Pearl Jam has postponed all of the North American dates on its Gigaton tour that was to open March 18 in Toronto and end in Oakland on April 19. The band wrote in a statement: “It certainly hasn’t helped that there’s been no clear messages from our government regarding people’s safety and our ability to go to work. Having no examples of our national health department’s ability to get ahead of this, we have no reason to believe that it will be under control in the coming weeks ahead.” . . . Pearl Jam still has European dates on its summer schedule, at least for now. . . . Khalid, BTS, Green Day, Avril Lavigne, The National, New Order, Old Dominion and Madonna are among entertainers who also have cancelled or postponed dates. . . .

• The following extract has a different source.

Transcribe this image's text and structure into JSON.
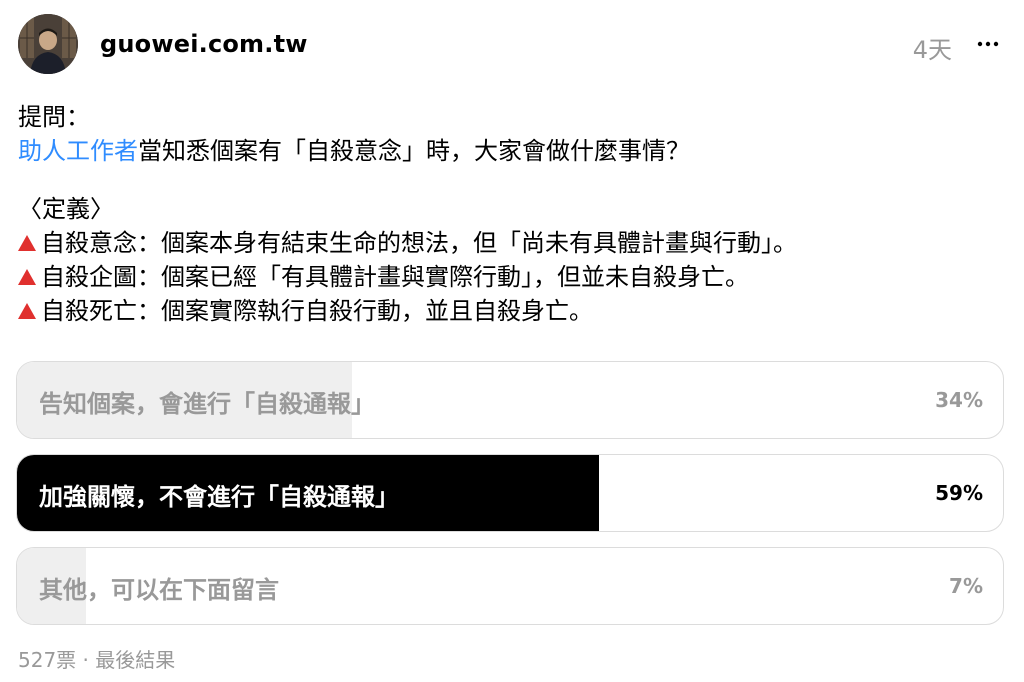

The Republic of Ireland has cancelled St. Patrick’s Day festivities, including the annual St. Patrick’s Day festival parade that usually draws about 500,000 people to the streets of Dublin on March 17. . . . At the time the cancellation was announced, there were 19 confirmed cases of COVID-19 in the Republic of Ireland. . . . Also on Monday, Boston announced the cancellation of its St. Patrick’s Day parade, while New York City said that it didn’t have any plans to cancel its parade. . . .

Starting today (Tuesday), Jeopardy and Wheel of Fortune, two if the biggest game shows on TV, will tape without studio audiences. . . . On top of everything else, Jeopardy host Alex Trebek is battling pancreatic cancer and has a compromised immune system. . . .

On Monday, golf writer Robert Lusetich tweeted: “I’m told officials from the PGA Tour and PGA are discussing a contingency plan that could move the PGA Championship from Harding Park in San Francisco to TPC Sawgrass” in Ponte Vedra Beach, Fla. The tournament is scheduled to run from May 14 through May 17. . . .

Nippon Professional Baseball has announced the postponement of the start of Japan’s season. Scheduled to open on March 20, the league now is aiming for mid-April. . . . Spring training games have been happening as scheduled, but without fans in the stands.


I have to tell you . . . this made me laugh . . .


The SJHL’s Melville Millionaires are looking for a general manager and head coach to replace Kyle Adams, who was released Feb. 26. He had finished one year of his two-year contract. If you’ve ever wanted to be a Millionaire, the job description is right here.